user $ export PS1="[Test Prompt] > "
[Test Prompt] > ls

While it is good to be able to create a custom text prompt, zsh also provides many escape sequences that allow system information to be inserted into the prompt. Some of the escape sequences available are:

Sequence Printed
 %T System time (HH:MM)
 %* System time (HH:MM:SS)
 %D System date (YY-MM-DD)
 %n Your username
 %B - %b Begin - end bold print
 %U - %u Begin - end underlining
 %d Your current working directory
 %~ Your current working directory, relative to ~
 %M The computer's hostname
 %m The computer's hostname (truncated before the first period)
 %l Your current tty

These escape sequences may simply be inserted into the environment variable, PS1, and zsh will parse them automatically.

user $ export PS1="[%* - %D] %d %% "
[08:44:23 - 06-02-18] /home/username % ls

History

Unfortunately, the default zsh configuration in Gentoo does not include command history support. As working with a shell without history is very frustrating, we should enter the following commands:

user $ export HISTSIZE=2000
user $
export HISTFILE="$HOME/.history"

History won't be saved without the following command:

user $ export SAVEHIST=$HISTSIZE

To prevent history from recording duplicated entries (such as ls -l entered many times during single shell session), you can set the hist_ignore_all_dups option:

user $ setopt hist_ignore_all_dups

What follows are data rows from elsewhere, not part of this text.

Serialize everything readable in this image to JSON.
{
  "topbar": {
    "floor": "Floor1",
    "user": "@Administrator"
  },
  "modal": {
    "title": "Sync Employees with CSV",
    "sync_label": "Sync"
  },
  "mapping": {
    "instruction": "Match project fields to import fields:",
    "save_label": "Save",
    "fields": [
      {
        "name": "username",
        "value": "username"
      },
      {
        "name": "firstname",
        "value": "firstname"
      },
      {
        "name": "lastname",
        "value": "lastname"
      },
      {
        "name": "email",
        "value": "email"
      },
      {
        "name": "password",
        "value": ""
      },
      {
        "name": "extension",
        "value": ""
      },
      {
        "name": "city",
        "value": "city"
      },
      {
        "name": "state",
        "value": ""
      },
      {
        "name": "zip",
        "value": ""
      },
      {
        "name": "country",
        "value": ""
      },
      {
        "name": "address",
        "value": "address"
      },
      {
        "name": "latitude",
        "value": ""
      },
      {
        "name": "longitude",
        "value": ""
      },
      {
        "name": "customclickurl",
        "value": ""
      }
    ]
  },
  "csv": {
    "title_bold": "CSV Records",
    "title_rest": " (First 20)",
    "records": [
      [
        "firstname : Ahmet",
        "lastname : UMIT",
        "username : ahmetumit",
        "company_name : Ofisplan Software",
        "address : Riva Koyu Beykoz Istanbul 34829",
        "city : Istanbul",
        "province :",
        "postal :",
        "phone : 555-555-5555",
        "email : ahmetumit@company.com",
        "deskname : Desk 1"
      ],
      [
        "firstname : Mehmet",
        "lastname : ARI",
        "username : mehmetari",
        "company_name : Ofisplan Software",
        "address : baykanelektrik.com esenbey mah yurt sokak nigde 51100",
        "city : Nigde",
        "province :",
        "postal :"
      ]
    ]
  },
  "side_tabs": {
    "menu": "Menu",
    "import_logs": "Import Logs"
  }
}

A useful trick to prevent particular entries from being recorded into a history by preceding them with at least one space.

user $ setopt hist_ignore_space

The following command won't be recorded. Note the extra space before it:

user $ cat /proc/cpuinfo

Miscellaneous settings

You can set the autocd option if you want to avoid tedious typing of cd command while changing current directory (for example /etc instead of cd /etc ).

user $ setopt autocd

If standard bash-like globbing does not satisfy you, extendedglob option may be set to enable extended globbing (one similar to regular expressions).

user $ setopt extendedglob

When option above is set, you are able to use extended globbing queries such as cp ^*.(tar|bz2|gz) .

Saving settings

Saving zsh settings

Once we have customized zsh the way we like it, it is a good idea to save these options as the zsh defaults for the system. One possible way to achieve this is to write our settings in the /etc/zsh/zshrc script. Alternatively, we could make them the defaults for our account only be editing ~/.zshrc .

CodeAn example zshrc

#!/bin/zsh

# completion
autoload -U compinit
compinit

# correction
setopt correctall

# prompt
autoload -U promptinit
promptinit
prompt gentoo


Making zsh default shell

Option for users with root privileges

We can change shell for given user with usermod command.

root # usermod -s /bin/zsh userlogin


Alternative for non-root users

If your system administrator (despite gentle requests, that is) refuses to set the shell to zsh for you, you can set bash to execute zsh on startup, all you need to do is make a slight modification to your ~/.bashrc .

CodeSample ~/.bashrc

## (Add the following to your ~/.bashrc)
exec zsh

Another method of changing shells is to use the chsh command (a utility used to change a user's login shell). A normal user may only change the login shell for his own account. As root, you can change the login shell of any user.

user $ chsh -s /bin/zsh username

Acknowledgements

We would like to thank the following authors and editors for their contributions to this guide:

  • Henryk Konsek
  • Andrew Morritt
  • Chris White
  • Peter Weller